But all week, perhaps due to some subconscious inspiration, I have been on a ceviche kick — studying recipes, reading about the history, and cooking ceviche every day at home. Though relatively simple, it’s a very different approach than cooking with fire, and perhaps that’s what makes ceviche a perfect complement to other Peruvian dishes.
The first ceviches were made by the Incas using fermented corn and fruit juice. Even in Cusco, the capital of the Inca Empire, they prepared ceviche using fish from the coast that was carried by Chasquis that ran a distance of 200 miles in 2 days. The arrival of the Spaniards in the 15th century introduced limes and onions to the ceviche, and the dish was changed forever.

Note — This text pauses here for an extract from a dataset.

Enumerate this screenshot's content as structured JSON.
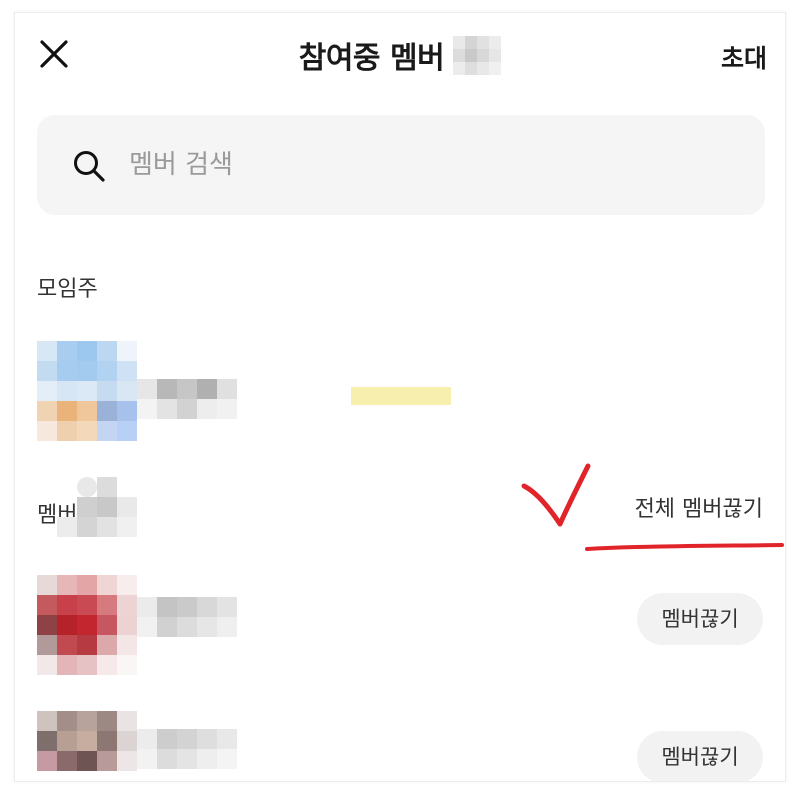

But the ceviche we have today is largely due to the influence of the Japanese that first arrived in Peru only 100 years ago. With them, they brought a profound understanding and appreciation of fish. Like many immigrants, they opened restaurants in Lima and when they started cooking ceviches, it became more popular than ever. That was the beginning of Nikkei cuisine in Peru.
In many ways similar to sushi, the principles of Nikkei cuisine are simplicity, freshness, and purity. In fact, many chefs only use fish, limes, salt, hot peppers, and onions when preparing ceviche. Something else that makes a ceviche Nikkei is the fusion of Peruvian and Japanese ingredients, for example ginger from Japan and hot peppers from Peru.
Many people will swear that the juice from the ceviche — lime infused with the spices and fish — is the perfect cure for a hangover, say from having too many Pisco Sours. Others won’t wait until after drinking to enjoy the “leche de tigre” juice but will mix it with Pisco shots, perhaps in an attempt to prevent that hangover in the first place.
I know that after this week, I will have a deeper understanding and appreciation for ceviche. And whenever I prepare it I’ll celebrate its journey and all the cultures that have contributed to it’s perfectly refreshing and spicy simplicity. Stay tuned for upcoming posts with more ceviche recipes — until then, happy National Day of Ceviche, or in my case, Ceviche Week!